**Exercise aim**
Write out the entries below exactly as they stand. Skip every image.

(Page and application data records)
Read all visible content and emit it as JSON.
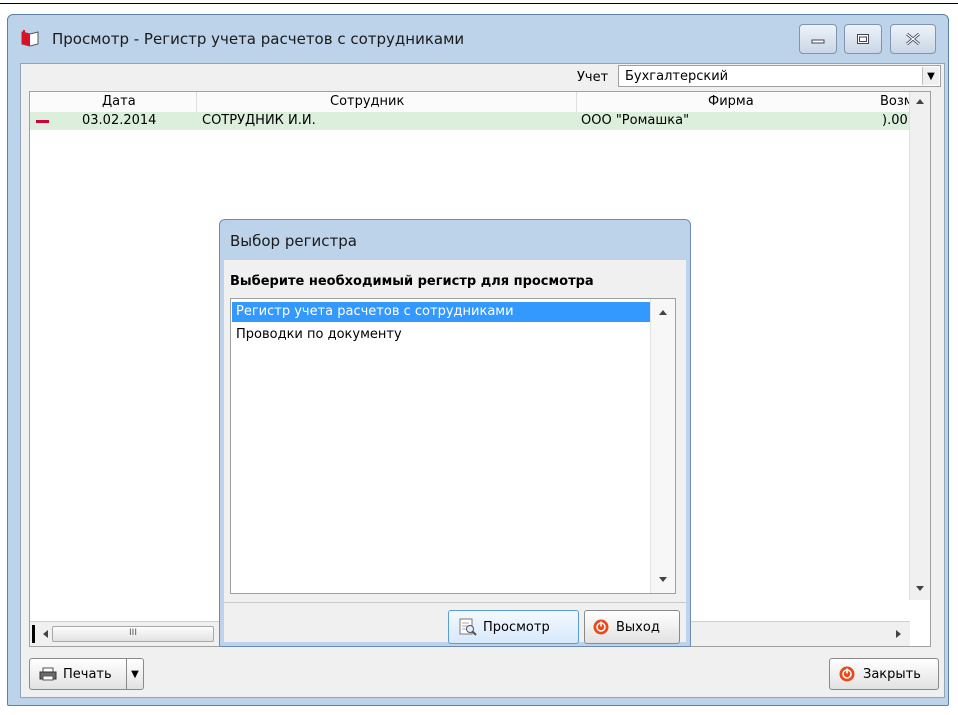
{
  "window": {
    "title": "Просмотр - Регистр учета расчетов с сотрудниками"
  },
  "filter": {
    "label": "Учет",
    "value": "Бухгалтерский"
  },
  "grid": {
    "columns": [
      "Дата",
      "Сотрудник",
      "Фирма",
      "Возм"
    ],
    "rows": [
      {
        "date": "03.02.2014",
        "employee": "СОТРУДНИК И.И.",
        "firm": "ООО \"Ромашка\"",
        "amount": ").00"
      }
    ],
    "hscroll_grip": "III"
  },
  "buttons": {
    "print": "Печать",
    "close": "Закрыть"
  },
  "dialog": {
    "title": "Выбор регистра",
    "prompt": "Выберите необходимый регистр для просмотра",
    "items": [
      "Регистр учета расчетов с сотрудниками",
      "Проводки по документу"
    ],
    "selected_index": 0,
    "view_button": "Просмотр",
    "exit_button": "Выход"
  },
  "colors": {
    "window_frame": "#bcd3ea",
    "selected_row": "#dcefdc",
    "selection": "#3399ff",
    "minus_marker": "#d0003a"
  }
}
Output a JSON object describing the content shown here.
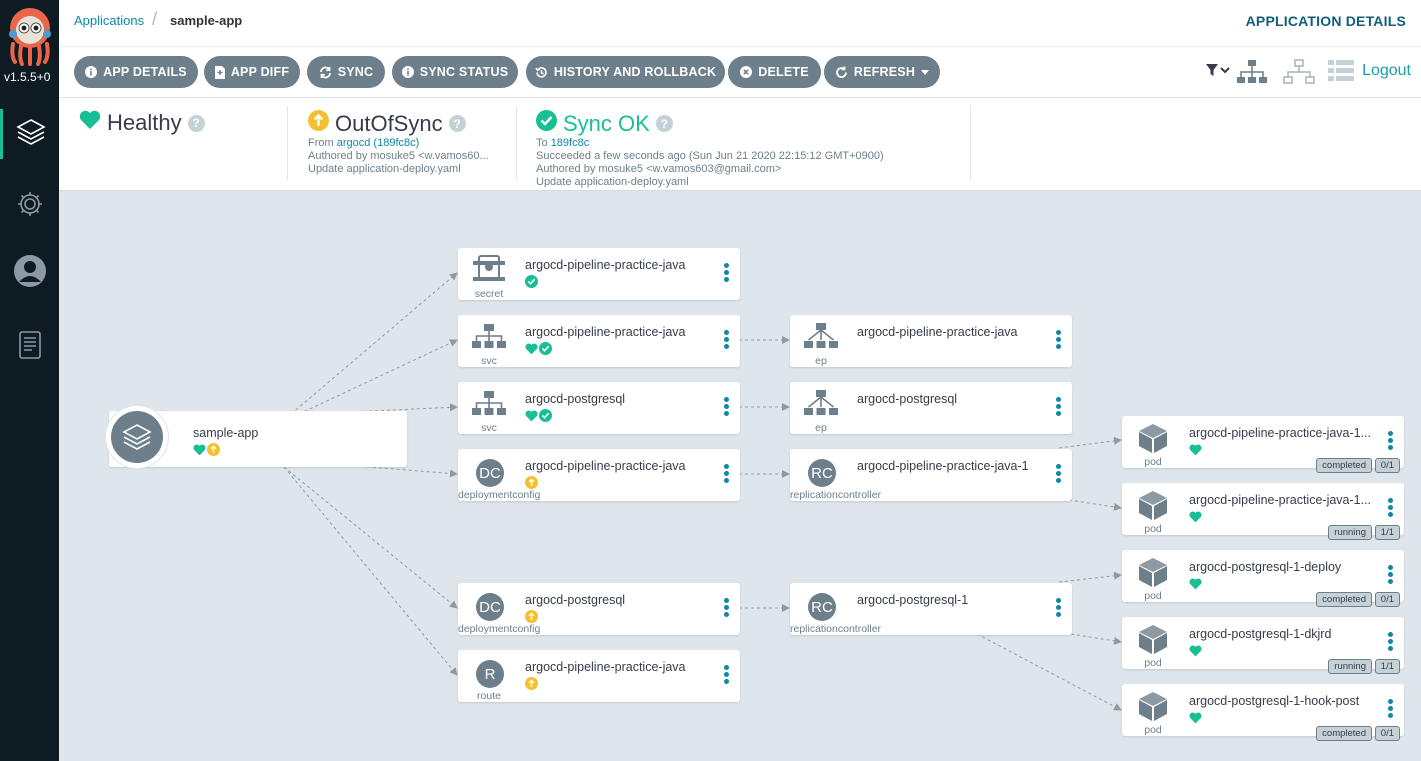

**Answer section**
Read all visible content and emit it as JSON.
{
  "window": {
    "title": "Просмотр - Регистр учета расчетов с сотрудниками"
  },
  "filter": {
    "label": "Учет",
    "value": "Бухгалтерский"
  },
  "grid": {
    "columns": [
      "Дата",
      "Сотрудник",
      "Фирма",
      "Возм"
    ],
    "rows": [
      {
        "date": "03.02.2014",
        "employee": "СОТРУДНИК И.И.",
        "firm": "ООО \"Ромашка\"",
        "amount": ").00"
      }
    ],
    "hscroll_grip": "III"
  },
  "buttons": {
    "print": "Печать",
    "close": "Закрыть"
  },
  "dialog": {
    "title": "Выбор регистра",
    "prompt": "Выберите необходимый регистр для просмотра",
    "items": [
      "Регистр учета расчетов с сотрудниками",
      "Проводки по документу"
    ],
    "selected_index": 0,
    "view_button": "Просмотр",
    "exit_button": "Выход"
  },
  "colors": {
    "window_frame": "#bcd3ea",
    "selected_row": "#dcefdc",
    "selection": "#3399ff",
    "minus_marker": "#d0003a"
  }
}
Output a JSON object describing the content shown here.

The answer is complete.